Picturing Frederick Douglass marries all of my present interests: legacies of slavery; beautiful images of a beautiful man; and the first theory of photography as a democratic medium capable of social change. Stunningly original and elegantly written and designed, it will inspire anyone interested in the links between the visual and the verbal--Sally Mann
Douglass emerges here out of photographic technology's earliest years, with majestic beauty, and through the power of his own self-creations. The book is the result of intrepid research and brilliant analysis; it charts Douglass's life visually, allowing him to look back at us wryly, wistfully, wrathfully--David Blight
Picturing Frederick Douglass marks a significant turn in the long history of Douglass’s reception. Both as a subject for photography and as a critical theorist who reflected on the democratic, humane, and truth-telling powers of the medium, Douglass emerges in this beautiful volume in a completely new light--W.J.T. Mitchell
Nothing less than a masterpiece in the fields of biography, African-American history, and not least of all the neglected area of iconography… A riveting instant classic and a pure pleasure to behold--Harold Holzer
Picturing Frederick Douglass is to be shared, studied, read and repeated every six months, not only in the classroom but in our living rooms… Beautifully researched and storied… A true treasure!--Deborah Willis
Stauffer, Trodd, and Bernier offer exhilarating scholarship and our idea of Douglass and our sense of photography in nineteenth-century America are deepened. This is brilliant and very moving work--Darryl Pinckney
Picturing Frederick Douglass is a work that promises to revolutionize our knowledge of race and photography in nineteenth-century America. Teeming with historical detail, it is filled with surprises, chief among them the fact that neither George Custer nor Walt Whitman, and not even Abraham Lincoln, was the most photographed American of that century. In fact, it was Frederick Douglass, the ex-slave turned leading abolitionist, eloquent orator, and seminal writer whose fiery speeches transformed him into one of the most renowned and popular agitators of his age. Now, as a result of the groundbreaking research of John Stauffer, Zoe Trodd, and Celeste-Marie Bernier, Douglass emerges as a leading pioneer in photography, both as a stately subject and as a prescient theorist who believed in the explosive social power of what was then just a nascent art form.
Indeed, Frederick Douglass was in love with photography.

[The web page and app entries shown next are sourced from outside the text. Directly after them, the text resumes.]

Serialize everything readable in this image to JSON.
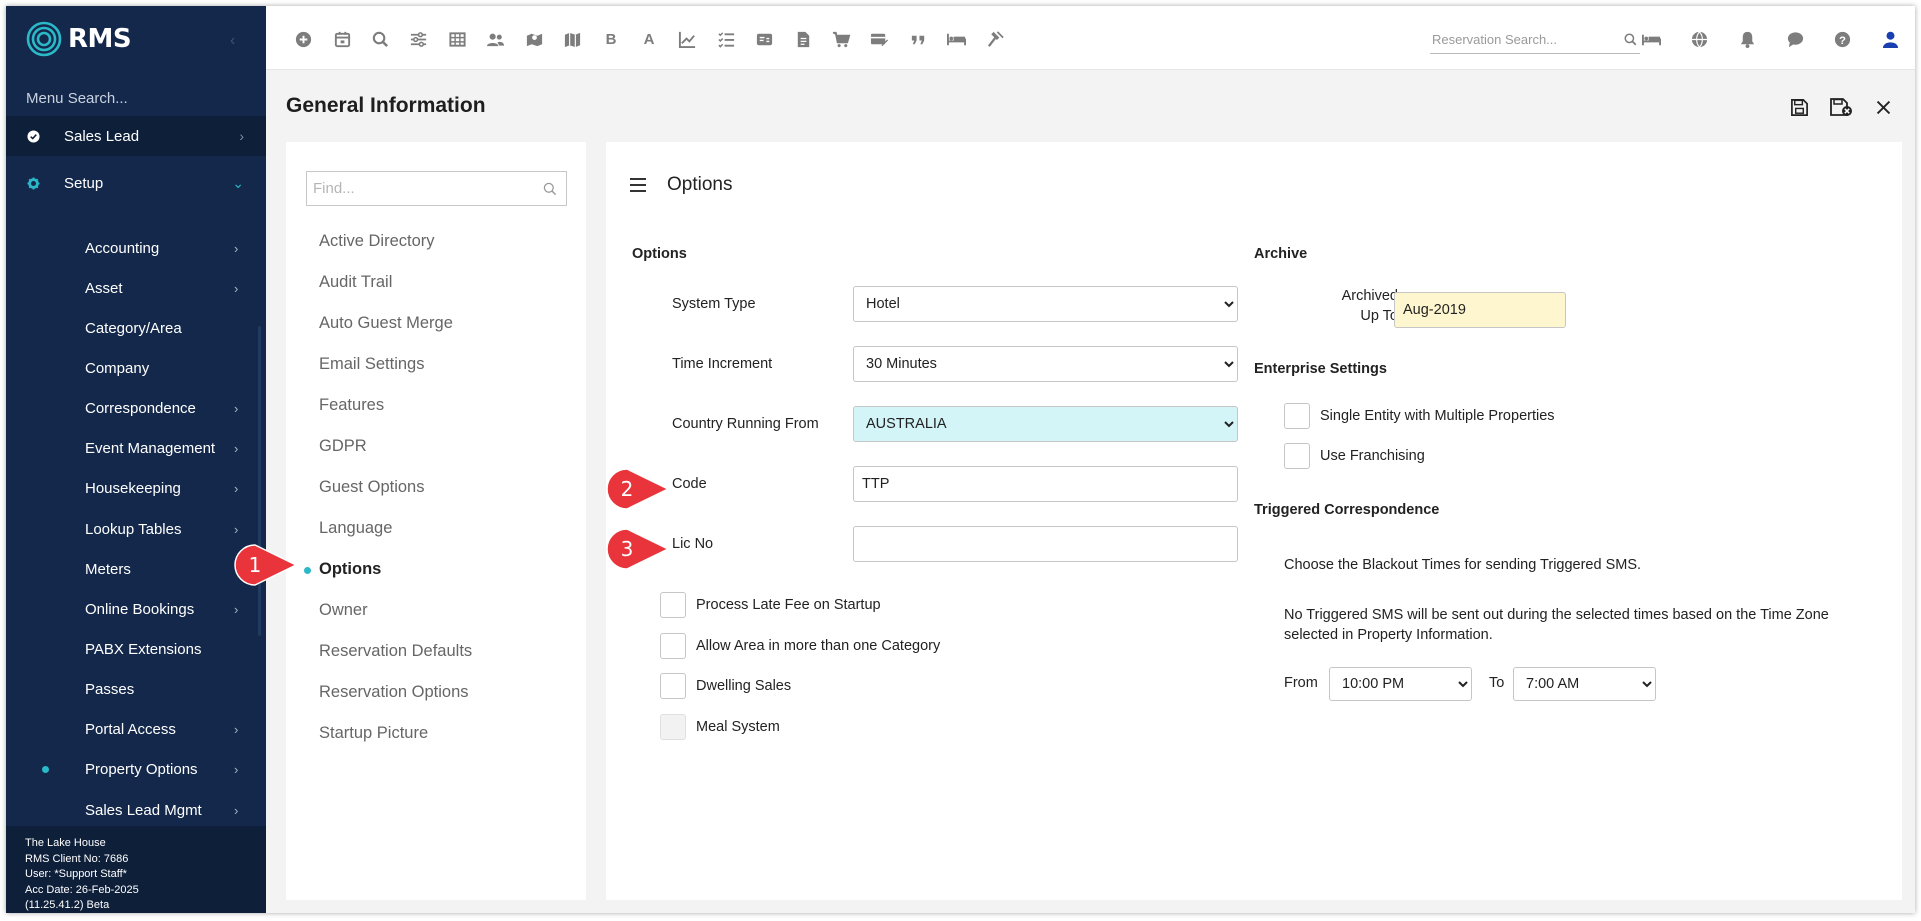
{
  "app": {
    "logo_text": "RMS"
  },
  "sidebar": {
    "menu_search": "Menu Search...",
    "top_item": {
      "label": "Sales Lead",
      "icon": "check-circle-icon"
    },
    "setup": {
      "label": "Setup",
      "icon": "gear-icon"
    },
    "items": [
      {
        "label": "Accounting",
        "chevron": true
      },
      {
        "label": "Asset",
        "chevron": true
      },
      {
        "label": "Category/Area",
        "chevron": false
      },
      {
        "label": "Company",
        "chevron": false
      },
      {
        "label": "Correspondence",
        "chevron": true
      },
      {
        "label": "Event Management",
        "chevron": true
      },
      {
        "label": "Housekeeping",
        "chevron": true
      },
      {
        "label": "Lookup Tables",
        "chevron": true
      },
      {
        "label": "Meters",
        "chevron": false
      },
      {
        "label": "Online Bookings",
        "chevron": true
      },
      {
        "label": "PABX Extensions",
        "chevron": false
      },
      {
        "label": "Passes",
        "chevron": false
      },
      {
        "label": "Portal Access",
        "chevron": true
      },
      {
        "label": "Property Options",
        "chevron": true,
        "active": true
      },
      {
        "label": "Sales Lead Mgmt",
        "chevron": true
      }
    ],
    "footer": {
      "property": "The Lake House",
      "client_no": "RMS Client No: 7686",
      "user": "User: *Support Staff*",
      "acc_date": "Acc Date: 26-Feb-2025",
      "version": "(11.25.41.2)  Beta"
    }
  },
  "topbar": {
    "letter_icons": {
      "bold": "B",
      "font": "A"
    },
    "search_placeholder": "Reservation Search..."
  },
  "header": {
    "title": "General Information"
  },
  "left_panel": {
    "find_placeholder": "Find...",
    "items": [
      "Active Directory",
      "Audit Trail",
      "Auto Guest Merge",
      "Email Settings",
      "Features",
      "GDPR",
      "Guest Options",
      "Language",
      "Options",
      "Owner",
      "Reservation Defaults",
      "Reservation Options",
      "Startup Picture"
    ],
    "active_item": "Options"
  },
  "main": {
    "title": "Options",
    "options_section": {
      "heading": "Options",
      "system_type": {
        "label": "System Type",
        "value": "Hotel"
      },
      "time_increment": {
        "label": "Time Increment",
        "value": "30 Minutes"
      },
      "country": {
        "label": "Country Running From",
        "value": "AUSTRALIA"
      },
      "code": {
        "label": "Code",
        "value": "TTP"
      },
      "lic_no": {
        "label": "Lic No",
        "value": ""
      },
      "checkboxes": [
        {
          "label": "Process Late Fee on Startup",
          "checked": false
        },
        {
          "label": "Allow Area in more than one Category",
          "checked": false
        },
        {
          "label": "Dwelling Sales",
          "checked": false
        },
        {
          "label": "Meal System",
          "checked": false,
          "disabled": true
        }
      ]
    },
    "archive": {
      "heading": "Archive",
      "label_line1": "Archived",
      "label_line2": "Up To",
      "value": "Aug-2019"
    },
    "enterprise": {
      "heading": "Enterprise Settings",
      "checkboxes": [
        {
          "label": "Single Entity with Multiple Properties",
          "checked": false
        },
        {
          "label": "Use Franchising",
          "checked": false
        }
      ]
    },
    "triggered": {
      "heading": "Triggered Correspondence",
      "text1": "Choose the Blackout Times for sending Triggered SMS.",
      "text2": "No Triggered SMS will be sent out during the selected times based on the Time Zone selected in Property Information.",
      "from_label": "From",
      "from_value": "10:00 PM",
      "to_label": "To",
      "to_value": "7:00 AM"
    }
  },
  "callouts": [
    "1",
    "2",
    "3"
  ],
  "colors": {
    "sidebar_bg": "#13284a",
    "accent": "#2bb8c8",
    "callout": "#e8343a",
    "archive_bg": "#fdf6cf",
    "country_bg": "#d3f5f8"
  }
}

During the four years of Civil War, he wrote more extensively on the subject than any other American, even while recognizing that his audiences were "riveted" by the war and wanted a speech only on "this mighty struggle." He frequented photographers’ studios regularly and sat for his portrait whenever he could. To Douglass, photography was the great "democratic art" that would finally assert black humanity in place of the slave "thing" and at the same time counter the blackface minstrelsy caricatures that had come to define the public perception of what it meant to be black. As a result, his legacy is inseparable from his portrait gallery, which contains 160 separate photographs.
At last, all of these photographs have been collected into a single volume, giving us an incomparable visual biography of a man whose prophetic vision and creative genius knew no bounds. Chronologically arranged and generously captioned, from the first picture taken in around 1841 to the last in 1895, each of the images—many published here for the first time—emphasizes Douglass's evolution as a man, artist, and leader. Also included are other representations of Douglass during his lifetime and after—such as paintings, statues, and satirical cartoons—as well as Douglass’s own writings on visual aesthetics, which have never before been transcribed from his own handwritten drafts.

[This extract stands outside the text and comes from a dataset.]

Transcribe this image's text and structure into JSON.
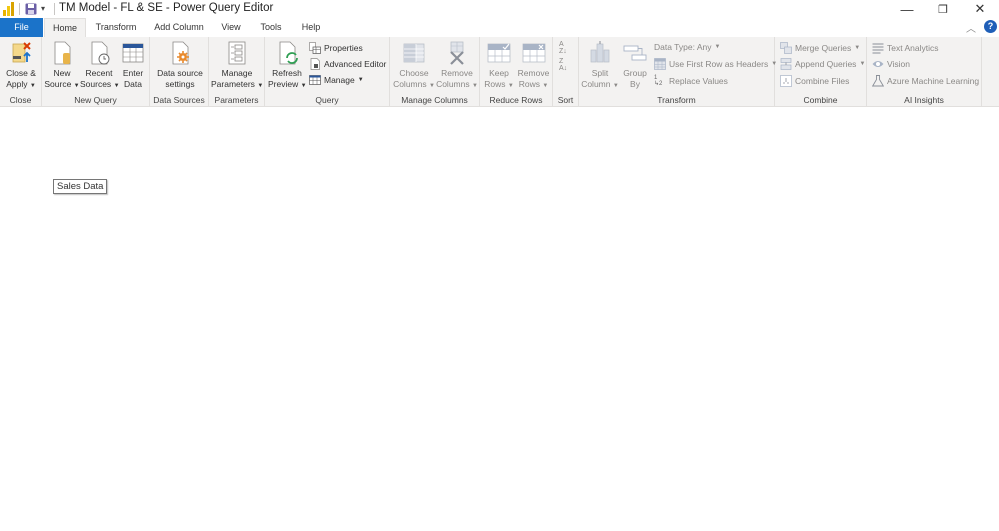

The comprehensive introduction by the authors, along with headnotes for each section, an essay by Henry Louis Gates, Jr., and an afterword by Kenneth B. Morris, Jr.—a direct Douglass descendent—provide the definitive examination of Douglass's intellectual, philosophical, and political relationships to aesthetics. Taken together, this landmark work canonizes Frederick Douglass through a form he appreciated the most: photography.
With 160 photographs, many never before seen, this book provides a strong visual history of Douglass and his era. Douglass believed that photography had extraordinary social power, and the inclusion of previously unpublished writings and speeches on visual aesthetics show him to be an important theorist of the new art form--Library Journal